### Dataset
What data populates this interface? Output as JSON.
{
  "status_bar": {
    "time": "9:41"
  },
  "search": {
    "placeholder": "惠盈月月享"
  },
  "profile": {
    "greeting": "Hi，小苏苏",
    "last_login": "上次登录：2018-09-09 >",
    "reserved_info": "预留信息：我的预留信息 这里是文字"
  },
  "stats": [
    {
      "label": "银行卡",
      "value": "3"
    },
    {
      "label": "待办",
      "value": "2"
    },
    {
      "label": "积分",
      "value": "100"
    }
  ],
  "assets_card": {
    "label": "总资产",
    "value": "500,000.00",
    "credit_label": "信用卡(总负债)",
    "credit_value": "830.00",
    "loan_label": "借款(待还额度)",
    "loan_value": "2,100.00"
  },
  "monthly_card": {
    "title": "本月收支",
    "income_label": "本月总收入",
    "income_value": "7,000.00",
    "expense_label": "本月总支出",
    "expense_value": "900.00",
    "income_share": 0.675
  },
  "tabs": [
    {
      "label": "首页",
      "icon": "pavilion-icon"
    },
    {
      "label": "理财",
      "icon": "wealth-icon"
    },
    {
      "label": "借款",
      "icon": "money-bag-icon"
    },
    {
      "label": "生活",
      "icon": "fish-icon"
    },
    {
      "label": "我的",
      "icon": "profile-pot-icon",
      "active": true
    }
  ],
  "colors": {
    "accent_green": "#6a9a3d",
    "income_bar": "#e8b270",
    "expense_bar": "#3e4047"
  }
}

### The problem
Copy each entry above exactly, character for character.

### Task output
What data populates this interface? Output as JSON.
{
  "status_bar": {
    "time": "9:41"
  },
  "search": {
    "placeholder": "惠盈月月享"
  },
  "profile": {
    "greeting": "Hi，小苏苏",
    "last_login": "上次登录：2018-09-09 >",
    "reserved_info": "预留信息：我的预留信息 这里是文字"
  },
  "stats": [
    {
      "label": "银行卡",
      "value": "3"
    },
    {
      "label": "待办",
      "value": "2"
    },
    {
      "label": "积分",
      "value": "100"
    }
  ],
  "assets_card": {
    "label": "总资产",
    "value": "500,000.00",
    "credit_label": "信用卡(总负债)",
    "credit_value": "830.00",
    "loan_label": "借款(待还额度)",
    "loan_value": "2,100.00"
  },
  "monthly_card": {
    "title": "本月收支",
    "income_label": "本月总收入",
    "income_value": "7,000.00",
    "expense_label": "本月总支出",
    "expense_value": "900.00",
    "income_share": 0.675
  },
  "tabs": [
    {
      "label": "首页",
      "icon": "pavilion-icon"
    },
    {
      "label": "理财",
      "icon": "wealth-icon"
    },
    {
      "label": "借款",
      "icon": "money-bag-icon"
    },
    {
      "label": "生活",
      "icon": "fish-icon"
    },
    {
      "label": "我的",
      "icon": "profile-pot-icon",
      "active": true
    }
  ],
  "colors": {
    "accent_green": "#6a9a3d",
    "income_bar": "#e8b270",
    "expense_bar": "#3e4047"
  }
}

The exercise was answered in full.